There are hundreds of ways to tie your tie. Here are two of the most popular knots.
Named after the Duke of Windsor, it is the more symmetrical of the two, but slightly more difficult to tie. This style rose to prominence in the 1930s with the art-deco movement. These ties were bold in their design. The other variant is the “Half-Windsor,” which is a little slimmer compared to it’s wider older brother. They both form a triangular knot. It looks great, it’s stable, and it’s relatively comfortable. Source: Ties.com
Wrap the tie around your collar so that the wide end is on the right, and the small end is on the left. The small end should be resting a little bit above your belly button. You’ll be leaving this end alone, and only working with the wide.
Place the wide end over the small end.
Loop it underneath the small end. This should be in the gap between the collar and the tie.
Bring the wide end down in front.
With the skinny end still hanging straight down, pull the wide end underneath it to the right across your torso. You should be seeing the back side of the wide end.
Pull the wide end through the top of the loop between your collar and tie.
Tighten the wrapping by bringing your wide end down and pulling it down.
Then take the wide end and wrap it over the skinny end to the left so that the front is visible.
Pull the wide end through the loop again.
Bring the wide end down through the knot in font.
Finally, tighten the knot.
Four in Hand
Named after a XIXth century gentleman’s club, this knot is extremely easy to tie.
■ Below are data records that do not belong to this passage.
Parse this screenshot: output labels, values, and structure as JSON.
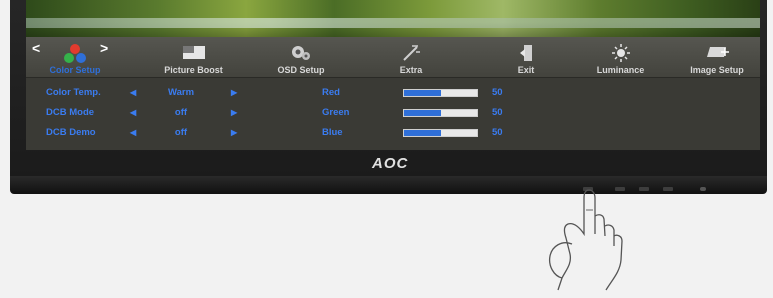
{
  "brand": "AOC",
  "tabs": [
    {
      "label": "Color Setup",
      "icon": "color-setup-icon",
      "active": true
    },
    {
      "label": "Picture Boost",
      "icon": "picture-boost-icon",
      "active": false
    },
    {
      "label": "OSD Setup",
      "icon": "osd-setup-icon",
      "active": false
    },
    {
      "label": "Extra",
      "icon": "extra-icon",
      "active": false
    },
    {
      "label": "Exit",
      "icon": "exit-icon",
      "active": false
    },
    {
      "label": "Luminance",
      "icon": "luminance-icon",
      "active": false
    },
    {
      "label": "Image Setup",
      "icon": "image-setup-icon",
      "active": false
    }
  ],
  "settings": [
    {
      "label": "Color Temp.",
      "value": "Warm"
    },
    {
      "label": "DCB Mode",
      "value": "off"
    },
    {
      "label": "DCB Demo",
      "value": "off"
    }
  ],
  "channels": [
    {
      "label": "Red",
      "value": "50",
      "fraction": 0.5
    },
    {
      "label": "Green",
      "value": "50",
      "fraction": 0.5
    },
    {
      "label": "Blue",
      "value": "50",
      "fraction": 0.5
    }
  ],
  "colors": {
    "accent": "#2f6fd8",
    "label": "#3a7cf0"
  }
}
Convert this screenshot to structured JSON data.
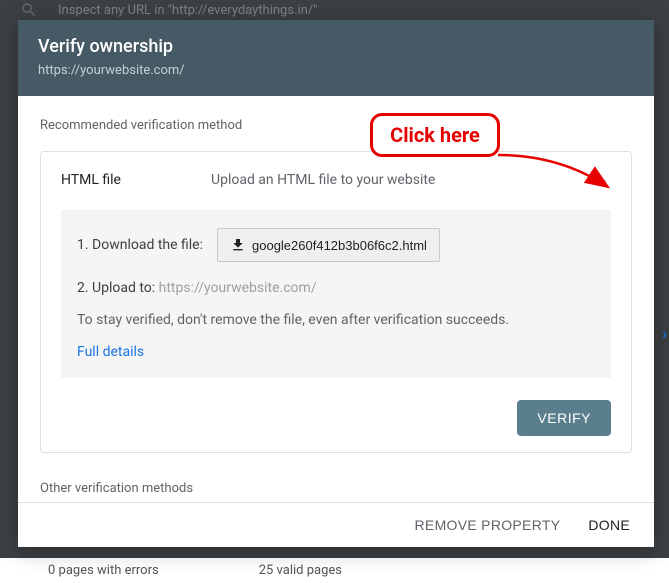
{
  "backdrop": {
    "search_placeholder": "Inspect any URL in \"http://everydaythings.in/\"",
    "bottom_left": "0 pages with errors",
    "bottom_right": "25 valid pages"
  },
  "dialog": {
    "title": "Verify ownership",
    "subtitle": "https://yourwebsite.com/"
  },
  "recommended_label": "Recommended verification method",
  "method": {
    "name": "HTML file",
    "desc": "Upload an HTML file to your website",
    "step1_label": "1. Download the file:",
    "download_filename": "google260f412b3b06f6c2.html",
    "step2_prefix": "2. Upload to: ",
    "step2_url": "https://yourwebsite.com/",
    "stay_text": "To stay verified, don't remove the file, even after verification succeeds.",
    "full_details": "Full details",
    "verify": "VERIFY"
  },
  "other_label": "Other verification methods",
  "footer": {
    "remove": "REMOVE PROPERTY",
    "done": "DONE"
  },
  "annotation": {
    "label": "Click here"
  }
}
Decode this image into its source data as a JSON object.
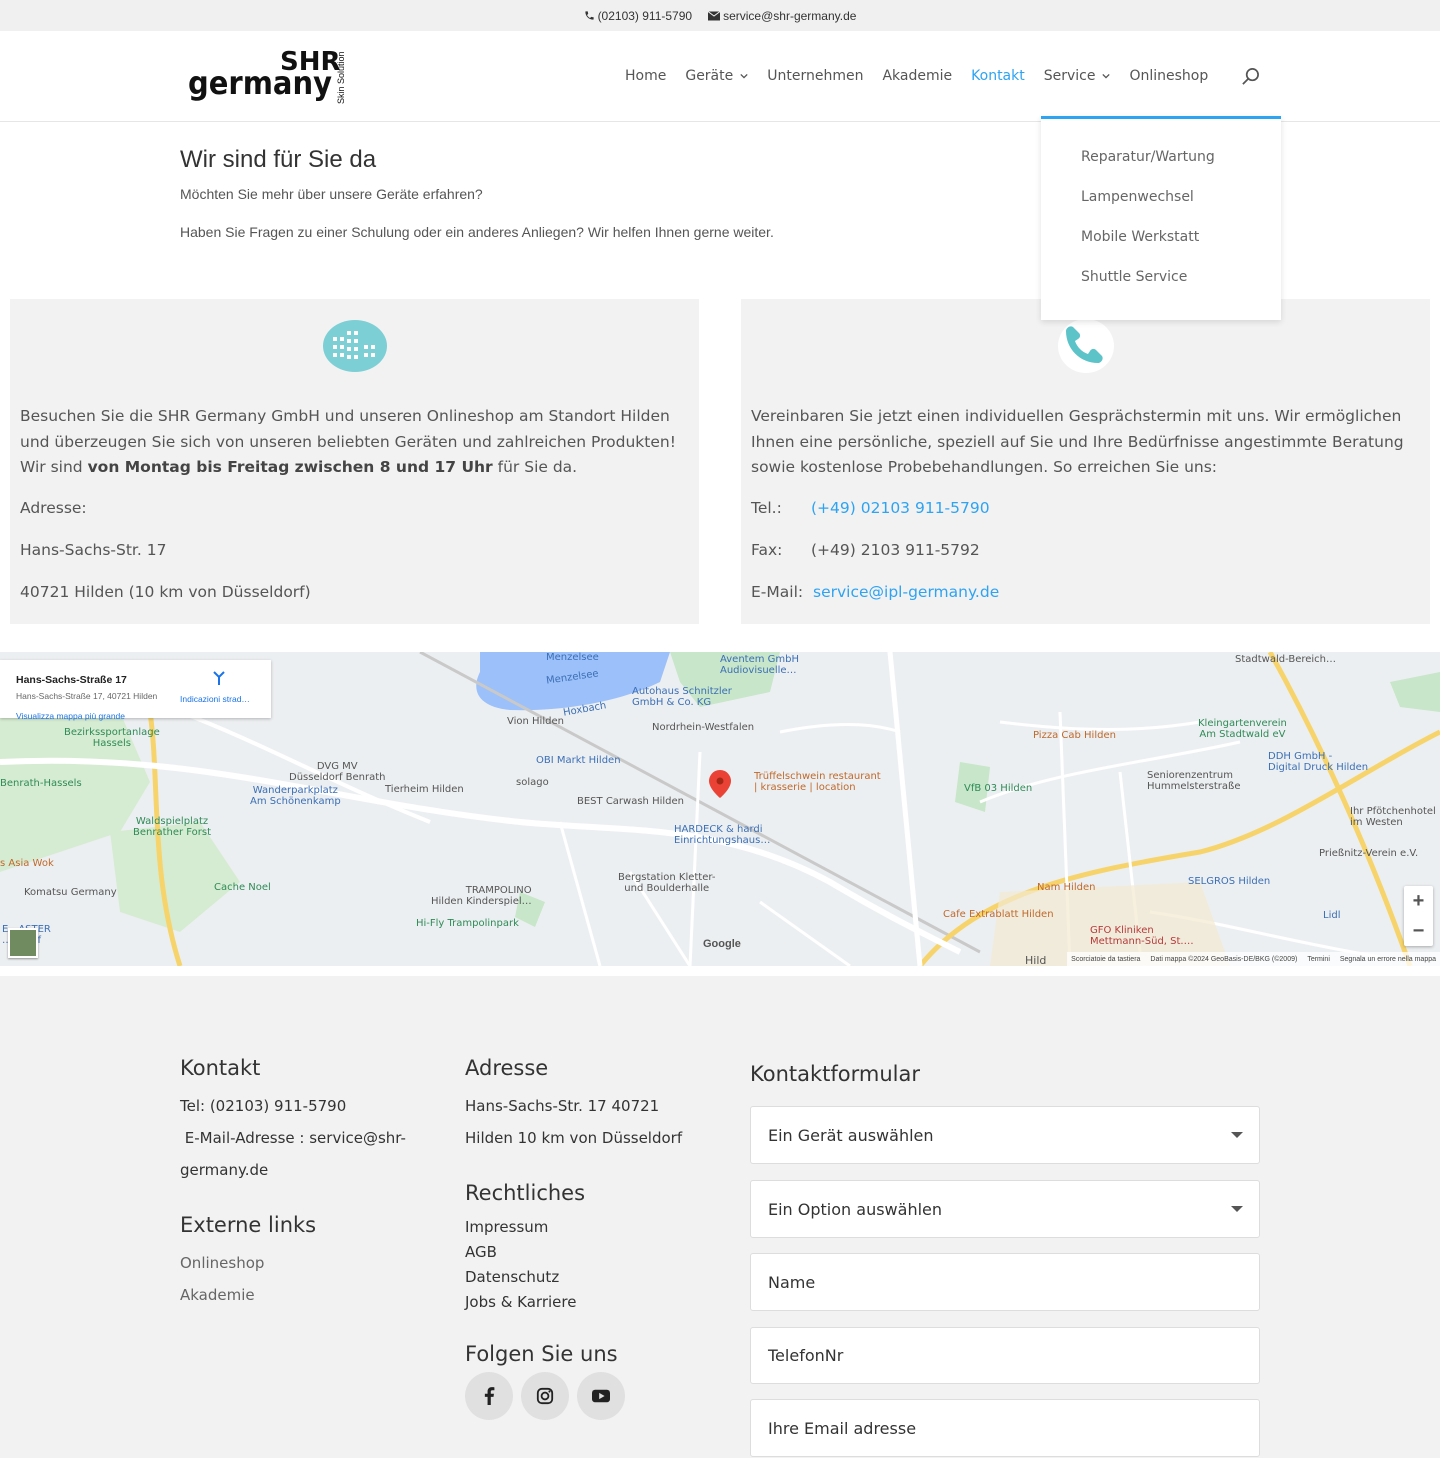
{
  "topbar": {
    "phone": "(02103) 911-5790",
    "email": "service@shr-germany.de"
  },
  "logo": {
    "line1": "SHR",
    "line2": "germany",
    "side": "Skin Solution"
  },
  "nav": {
    "items": [
      "Home",
      "Geräte",
      "Unternehmen",
      "Akademie",
      "Kontakt",
      "Service",
      "Onlineshop"
    ],
    "active": "Kontakt",
    "accent": "#2ea3f2"
  },
  "dropdown": {
    "items": [
      "Reparatur/Wartung",
      "Lampenwechsel",
      "Mobile Werkstatt",
      "Shuttle Service"
    ]
  },
  "intro": {
    "title": "Wir sind für Sie da",
    "line1": "Möchten Sie mehr über unsere Geräte erfahren?",
    "line2": "Haben Sie Fragen zu einer Schulung oder ein anderes Anliegen? Wir helfen Ihnen gerne weiter."
  },
  "card_left": {
    "icon": "building-icon",
    "text_a": "Besuchen Sie die SHR Germany GmbH und unseren Onlineshop am Standort Hilden und überzeugen Sie sich von unseren beliebten Geräten und zahlreichen Produkten! Wir sind ",
    "text_b": "von Montag bis Freitag zwischen 8 und 17 Uhr",
    "text_c": " für Sie da.",
    "address_label": "Adresse:",
    "street": "Hans-Sachs-Str. 17",
    "city": "40721 Hilden (10 km von Düsseldorf)"
  },
  "card_right": {
    "icon": "phone-icon",
    "text": "Vereinbaren Sie jetzt einen individuellen Gesprächstermin mit uns. Wir ermöglichen Ihnen eine persönliche, speziell auf Sie und Ihre Bedürfnisse angestimmte Beratung sowie kostenlose Probebehandlungen. So erreichen Sie uns:",
    "tel_label": "Tel.:",
    "tel": "(+49) 02103 911-5790",
    "fax_label": "Fax:",
    "fax": "(+49) 2103 911-5792",
    "mail_label": "E-Mail:",
    "mail": "service@ipl-germany.de"
  },
  "map": {
    "info_title": "Hans-Sachs-Straße 17",
    "info_address": "Hans-Sachs-Straße 17, 40721 Hilden",
    "info_directions": "Indicazioni strad…",
    "info_larger": "Visualizza mappa più grande",
    "zoom_in": "+",
    "zoom_out": "−",
    "google": "Google",
    "footer_shortcuts": "Scorciatoie da tastiera",
    "footer_data": "Dati mappa ©2024 GeoBasis-DE/BKG (©2009)",
    "footer_terms": "Termini",
    "footer_report": "Segnala un errore nella mappa",
    "pois": {
      "menzelsee": "Menzelsee",
      "menzelsee2": "Menzelsee",
      "aventem": "Aventem GmbH\nAudiovisuelle…",
      "autohaus": "Autohaus Schnitzler\nGmbH & Co. KG",
      "nrw": "Nordrhein-Westfalen",
      "vion": "Vion Hilden",
      "hoxbach": "Hoxbach",
      "obi": "OBI Markt Hilden",
      "solago": "solago",
      "carwash": "BEST Carwash Hilden",
      "trueffel": "Trüffelschwein restaurant\n| krasserie | location",
      "hardeck": "HARDECK & hardi\nEinrichtungshaus…",
      "bergstation": "Bergstation Kletter-\nund Boulderhalle",
      "trampolino": "TRAMPOLINO\nHilden Kinderspiel…",
      "hifly": "Hi-Fly Trampolinpark",
      "cache": "Cache Noel",
      "komatsu": "Komatsu Germany",
      "asiawok": "s Asia Wok",
      "waldspiel": "Waldspielplatz\nBenrather Forst",
      "wanderpark": "Wanderparkplatz\nAm Schönenkamp",
      "dvg": "DVG MV\nDüsseldorf Benrath",
      "tierheim": "Tierheim Hilden",
      "bezirks": "Bezirkssportanlage\nHassels",
      "benrath": "Benrath-Hassels",
      "pizza": "Pizza Cab Hilden",
      "vfb": "VfB 03 Hilden",
      "kleingarten": "Kleingartenverein\nAm Stadtwald eV",
      "ddh": "DDH GmbH -\nDigital Druck Hilden",
      "senioren": "Seniorenzentrum\nHummelsterstraße",
      "pfoetchen": "Ihr Pfötchenhotel\nim Westen",
      "priessnitz": "Prießnitz-Verein e.V.",
      "selgros": "SELGROS Hilden",
      "lidl": "Lidl",
      "nam": "Nam Hilden",
      "cafe": "Cafe Extrablatt Hilden",
      "gfo": "GFO Kliniken\nMettmann-Süd, St.…",
      "stadtwald": "Stadtwald-Bereich…",
      "hilden": "Hild",
      "easter": "E…ASTER\n…eldorf"
    }
  },
  "footer": {
    "kontakt_h": "Kontakt",
    "kontakt_tel": "Tel: (02103) 911-5790",
    "kontakt_mail_a": " E-Mail-Adresse : service@shr-",
    "kontakt_mail_b": "germany.de",
    "extern_h": "Externe links",
    "extern_links": [
      "Onlineshop",
      "Akademie"
    ],
    "adresse_h": "Adresse",
    "adresse_1": "Hans-Sachs-Str. 17 40721",
    "adresse_2": "Hilden 10 km von Düsseldorf",
    "recht_h": "Rechtliches",
    "recht_links": [
      "Impressum",
      "AGB",
      "Datenschutz",
      "Jobs & Karriere"
    ],
    "social_h": "Folgen Sie uns",
    "social": [
      "facebook-icon",
      "instagram-icon",
      "youtube-icon"
    ],
    "form_h": "Kontaktformular",
    "form": {
      "device": "Ein Gerät auswählen",
      "option": "Ein Option auswählen",
      "name": "Name",
      "tel": "TelefonNr",
      "email": "Ihre Email adresse"
    }
  }
}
It looks very good, and it is very well balanced. This is the most popular style, so you probably won’t be standing out, but at the same time, the Four in Hand is reliable for every situation.
It’s slightly asymmetrical by nature.
Start out the same way we started the Windsor, and drape the tie around your neck with the wide end to the right, and the skinny end on the left.
Cross the wide end over the skinny end to the left.
- Go under the skinny end back to the right.
- Cross back over the top of skinny end to the right again.
- Bring the wide end up between the loop and the collar/neck
- That should have made a nice loop in the front of the tie, so bring the wide end through that.
- Pull and adjust.
Now that you’ve mastered your tie – head to our booking page to choose the best option for your business headshots session.